The efficacy of ADC-01 on tumour development was assessed using a range of concentrations from 0.0025 to 2.5 mg/kg (Figure 1). The minimal efficacy dose (concentration for which a significant reduction in tumour weight was observed in comparison to the negative control group that is treated with PBS) was found to be 0.0025 mg/kg for ADC-01, with a 17% regression in tumour size. Total regression was observed at 2.5 mg/kg without toxic effect and was confirmed by histopathological analysis of CAM tissues. For comparison, tumour response in the CAM assay to a clinically relevant dose of Herceptin (the current gold standard treatment) is also shown.
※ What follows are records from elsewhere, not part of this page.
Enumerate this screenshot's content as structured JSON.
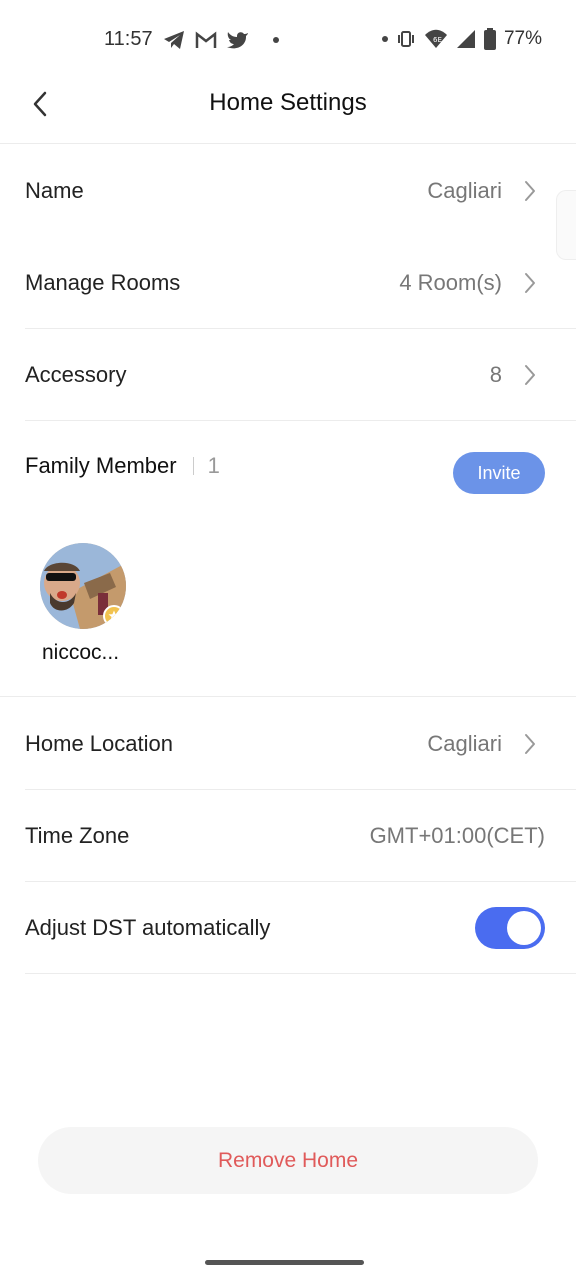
{
  "status_bar": {
    "time": "11:57",
    "battery": "77%",
    "left_icons": [
      "telegram-icon",
      "gmail-icon",
      "twitter-icon",
      "dot-icon"
    ],
    "right_icons": [
      "dot-icon",
      "vibrate-icon",
      "wifi-6e-icon",
      "signal-icon",
      "battery-icon"
    ]
  },
  "header": {
    "title": "Home Settings"
  },
  "rows": {
    "name": {
      "label": "Name",
      "value": "Cagliari"
    },
    "rooms": {
      "label": "Manage Rooms",
      "value": "4 Room(s)"
    },
    "accessory": {
      "label": "Accessory",
      "value": "8"
    },
    "location": {
      "label": "Home Location",
      "value": "Cagliari"
    },
    "timezone": {
      "label": "Time Zone",
      "value": "GMT+01:00(CET)"
    },
    "dst": {
      "label": "Adjust DST automatically",
      "enabled": true
    }
  },
  "family": {
    "title": "Family Member",
    "count": "1",
    "invite_label": "Invite",
    "members": [
      {
        "name": "niccoc..."
      }
    ]
  },
  "remove_label": "Remove Home",
  "colors": {
    "accent": "#4a6cf0",
    "invite": "#6b93e8",
    "danger": "#e05a5a",
    "badge": "#f2c34f"
  }
}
Figure 1. Effect of treatment with different doses of ADC-01 on tumour development. 

Comparative efficacy of five ADCs:

The efficacy of four other ADCs using the same antibody, but with different cytotoxic PBDs, was tested at concentrations of 0.25 and 1.25 mg/kg and compared to ADC-01. The efficacy of the ADCs was ranked by comparing tumour weights and metastatic invasion for each group. The ranking from the most to the least efficacious was: ADC-02, ADC-01, ADC-03, ADC-04 and ADC-05. This ranking using the chicken egg model is the same as that observed in the mouse model (in previous studies carried out by Inovotion’s collaborator), demonstrating good correlation. 2.5 mg/kg of ADC-01 and ADC-02 were required for total regression in the chicken egg model (observed 8 days after one treatment), whereas 1 mg/kg was sufficient in the mouse model (observed 21 days after one treatment). This dose difference is likely to be due to the difference of administration (intravenous in mice and peritumoral in ovo) and the limited timeframe for studies carried out in ovo, which require a higher dose to obtain total regression in the time available. The dose of Herceptin used in this in ovo model is clinically relevant and comparable to that found in literature in mouse models (Ko et al, 2015) and human studies (Cameron et al., 2017).
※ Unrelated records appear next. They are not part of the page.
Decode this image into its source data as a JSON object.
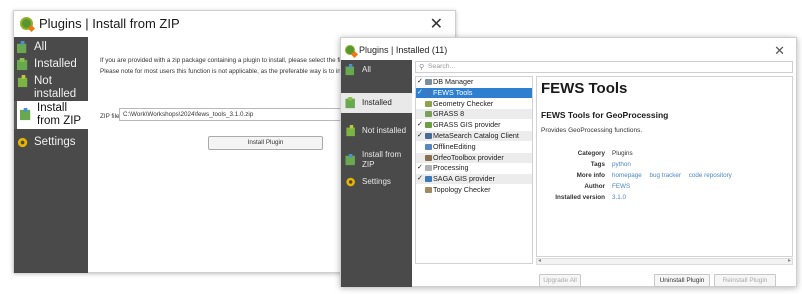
{
  "back_window": {
    "title": "Plugins | Install from ZIP",
    "sidebar": [
      {
        "label": "All",
        "icon": "puzzle-icon"
      },
      {
        "label": "Installed",
        "icon": "puzzle-installed-icon"
      },
      {
        "label": "Not installed",
        "icon": "puzzle-not-installed-icon"
      },
      {
        "label": "Install from ZIP",
        "icon": "zip-icon"
      },
      {
        "label": "Settings",
        "icon": "gear-icon"
      }
    ],
    "info_line_1": "If you are provided with a zip package containing a plugin to install, please select the file below and",
    "info_line_2": "Please note for most users this function is not applicable, as the preferable way is to install plugins f",
    "zip_label": "ZIP file",
    "zip_value": "C:\\Work\\Workshops\\2024\\fews_tools_3.1.0.zip",
    "install_button": "Install Plugin"
  },
  "front_window": {
    "title": "Plugins | Installed (11)",
    "sidebar": [
      {
        "label": "All"
      },
      {
        "label": "Installed"
      },
      {
        "label": "Not installed"
      },
      {
        "label": "Install from ZIP"
      },
      {
        "label": "Settings"
      }
    ],
    "search_placeholder": "Search...",
    "plugins": [
      {
        "name": "DB Manager",
        "checked": true,
        "color": "#7a8f9e"
      },
      {
        "name": "FEWS Tools",
        "checked": true,
        "color": "#3c78c3",
        "selected": true
      },
      {
        "name": "Geometry Checker",
        "checked": false,
        "color": "#8fa34a"
      },
      {
        "name": "GRASS 8",
        "checked": false,
        "color": "#7aa05a"
      },
      {
        "name": "GRASS GIS provider",
        "checked": true,
        "color": "#6aa040"
      },
      {
        "name": "MetaSearch Catalog Client",
        "checked": true,
        "color": "#4a6a9a"
      },
      {
        "name": "OfflineEditing",
        "checked": false,
        "color": "#5a86c0"
      },
      {
        "name": "OrfeoToolbox provider",
        "checked": false,
        "color": "#8a6e50"
      },
      {
        "name": "Processing",
        "checked": true,
        "color": "#b0b0b0"
      },
      {
        "name": "SAGA GIS provider",
        "checked": true,
        "color": "#3e7ab8"
      },
      {
        "name": "Topology Checker",
        "checked": false,
        "color": "#a08a60"
      }
    ],
    "detail": {
      "name": "FEWS Tools",
      "subtitle": "FEWS Tools for GeoProcessing",
      "description": "Provides GeoProcessing functions.",
      "category_label": "Category",
      "category": "Plugins",
      "tags_label": "Tags",
      "tags": "python",
      "more_info_label": "More info",
      "homepage": "homepage",
      "bug_tracker": "bug tracker",
      "code_repository": "code repository",
      "author_label": "Author",
      "author": "FEWS",
      "version_label": "Installed version",
      "version": "3.1.0"
    },
    "buttons": {
      "upgrade_all": "Upgrade All",
      "uninstall": "Uninstall Plugin",
      "reinstall": "Reinstall Plugin"
    }
  }
}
Inovotion has developed a technology that provides fast, sensitive, reliable and affordable assays for a large panel of molecule types. This model could replace mouse studies for the pre-screening of ADCs, in terms of in vivo efficacy and toxicity. This would dramatically reduce the use of rodents, and costs of development, because most candidate molecules will be filtered out prior to other in vivo models. This in ovo test could become a new logical step for drug development, between in vitro and classical in vivo tests. Inovotion is continuing to expand and develop the technology by validating other ADCs and therapeutic antibodies within the model.


Ko B-K, Lee S-Y, Lee Y-H, et al. (2015). Combination of novel HER2‐targeting antibody 1E11 with trastuzumab shows synergistic antitumor activity in HER2‐positive gastric cancer. Molecular Oncology.9(2):398-408. doi:10.1016/j.molonc.2014.09.007

Cameron D, Piccart-Gebhart MJ, Gelber RD, et al. (2017).11 years’ follow-up of trastuzumab after adjuvant chemotherapy in HER2-positive early breast cancer: final analysis of the HERceptin Adjuvant (HERA) trial. Lancet (London, England). 389(10075):1195-1205. doi:10.1016/S0140-6736(16)32616-2